Thomas G. Palaima and John Friend
The unyielding psychology of war, from Troy to Tikrit
SPECIAL TO THE AUSTIN AMERICAN-STATESMAN, p. A15
Wednesday, February 4, 2004
We have had about twice as many military fatalities in Iraq since May 1 as we had during major combat operations. What is this kind of war doing to our troops? For an answer, we can look to ancient and recent history.
In psychiatrist Jonathan Shay’s “Achilles in Vietnam: Combat Trauma and the Undoing of Character,” we learn that the symptoms and causes of combat-related post-traumatic stress disorder (PTSD) were the same for foot soldiers fighting on the plains of ancient Troy and for Shay’s patients who fought in Vietnam. War for soldiers on the ground holds grim and constant truths.

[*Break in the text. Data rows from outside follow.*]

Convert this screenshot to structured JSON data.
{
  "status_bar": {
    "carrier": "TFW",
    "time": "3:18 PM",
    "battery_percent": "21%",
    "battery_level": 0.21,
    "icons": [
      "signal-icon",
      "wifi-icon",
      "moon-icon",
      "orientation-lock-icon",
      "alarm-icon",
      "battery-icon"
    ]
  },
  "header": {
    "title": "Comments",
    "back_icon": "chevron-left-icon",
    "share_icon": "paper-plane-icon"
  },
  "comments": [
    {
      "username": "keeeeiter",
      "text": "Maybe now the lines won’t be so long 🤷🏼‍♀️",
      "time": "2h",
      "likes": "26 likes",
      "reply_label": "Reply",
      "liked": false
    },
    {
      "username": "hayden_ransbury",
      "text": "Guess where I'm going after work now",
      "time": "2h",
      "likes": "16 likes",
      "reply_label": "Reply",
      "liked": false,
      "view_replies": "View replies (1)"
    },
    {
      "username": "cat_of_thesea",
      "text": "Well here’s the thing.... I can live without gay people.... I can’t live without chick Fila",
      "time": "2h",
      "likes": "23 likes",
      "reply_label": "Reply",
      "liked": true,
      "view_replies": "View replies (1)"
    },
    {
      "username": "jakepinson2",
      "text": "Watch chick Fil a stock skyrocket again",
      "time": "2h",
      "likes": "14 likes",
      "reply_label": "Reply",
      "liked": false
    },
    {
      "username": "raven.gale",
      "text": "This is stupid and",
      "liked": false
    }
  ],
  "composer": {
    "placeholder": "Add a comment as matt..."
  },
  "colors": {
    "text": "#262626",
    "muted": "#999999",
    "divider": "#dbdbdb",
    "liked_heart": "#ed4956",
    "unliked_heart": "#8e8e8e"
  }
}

The key factor in soldiers’ combat experience that may lead to what Shay calls “ruin of good character” is “betrayal of what’s right.” Such betrayal can take many forms: equipment failure, faulty intelligence, death and injury on missions that have no clear purpose, death by friendly fire, cowardice or negligence among fellow soldiers or the failure of officers in charge to take all necessary measures to protect the lives of common soldiers. These are all things that can be controlled on our side of the equation.
One thing that is not under our control is the enemy’s refusal to fight on terms that we consider fair. This is what we can no longer control in Operation Iraqi Freedom.

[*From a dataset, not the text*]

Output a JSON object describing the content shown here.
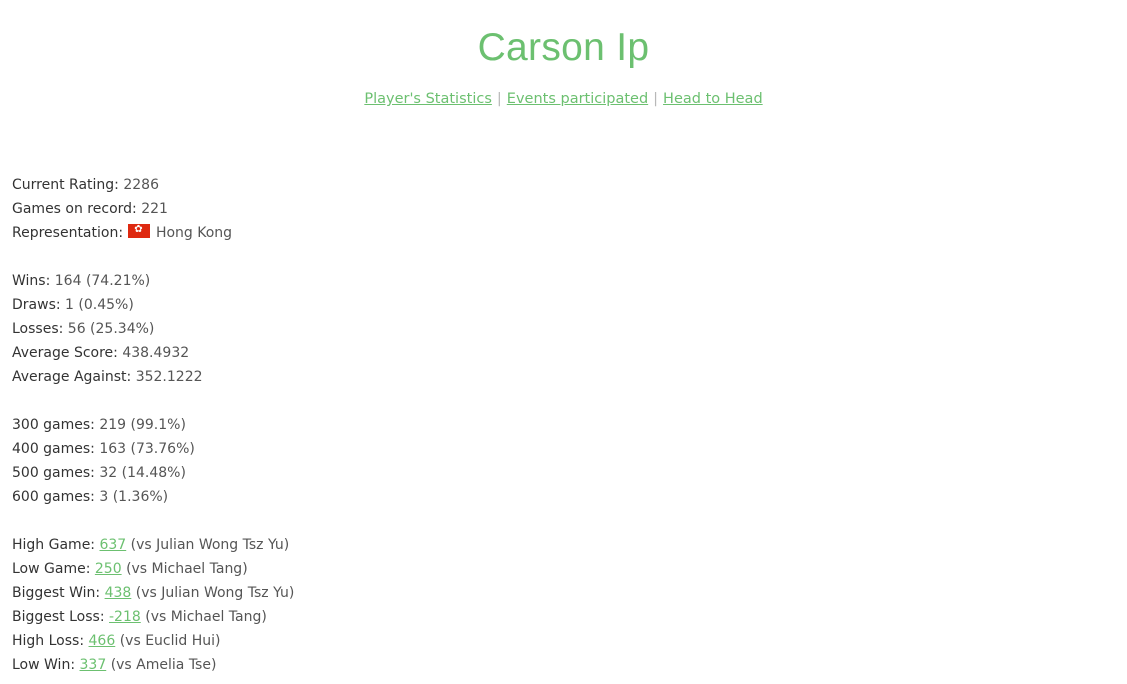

From Jan. 21-27, 10 American soldiers were killed in seven separate bomb attacks. We are no longer fighting our kind of war, the kind that relies on superior firepower, superior-trained and -equipped personnel and superior mobility. What we are good at does not stop a bomb from exploding in a civilian vehicle.
Our soldiers have to be affected, and seriously. All non-accidental deaths and injuries in Iraq now come from terrorist or guerrilla-style violence. And Shay links the high incidence of PTSD among Vietnam veterans directly to the fact that in World War II and Korea, 3 percent to 4 percent of U.S. deaths came from mines and booby traps, but in Vietnam 11 percent of deaths and 17 percent of injuries came from such devices. They create a psychological environment of constant terror for soldiers on the ground.
Vietnam veteran-author Tim O’Brien tells us this in his first novel. He catalogues different hidden explosive devices and how they tear apart bodies. He even reckons time in human limbs: “In the three days I spent writing this, mines and men came together three more times. Seven more legs, one more arm.” This is O’Brien’s way of stressing the real and psychological costs of being exposed to such violence.
The major variant in Iraq — suicide bombers who deliver explosive devices right to unsuspecting soldiers — intensifies feelings of enemy treachery, irrationality and lack of courage. In such circumstances, it is normal for soldiers to become frustrated and angry, to acquire overwhelming desires for “payback,” to wonder why those in power are exposing them to such random danger.
This was as true more than 2,500 years ago as it is today. The Greeks did not know suicide terrorism, but regular armored citizen soldiers, who were trained like our soldiers to fight according to civilized and honorable conventions, detested light armed troops and archers who harassed them without engaging in a fair fight.
In the “Iliad,” the Greeks’ combat bible, a duel is negotiated between the Greek warrior Menelaus, brother of the commander-in-chief Agamemnon, and Paris, warrior son of the king of Troy and direct cause of the Trojan War. This duel was agreed upon by leaders on both sides in order to bring an end to the war after nine brutal years. But “what’s right” is “betrayed” first when Paris, near defeat, is rescued by the goddess Aphrodite, and then when the Trojan archer Pandarus wounds Menelaus with a treacherous bow shot.
In reprisal, the Greek warrior Diomedes vents his rage in a murderous killing spree. Agamemnon mocks Menelaus for even thinking of sparing a Trojan prisoner of war. Agamemnon then declares that all the men, women and children of Troy, and even unborn babies in their mothers’ wombs, will be slaughtered and left unburied and unmourned. He wants payback with a capital “P.”
And this is how trained and experienced soldiers can be undone by bow shots and car bombs.
Palaima, a regular contributor, is a classics professor at the UT-Austin. Friend is a graduate student at UT’s College of Liberal Arts.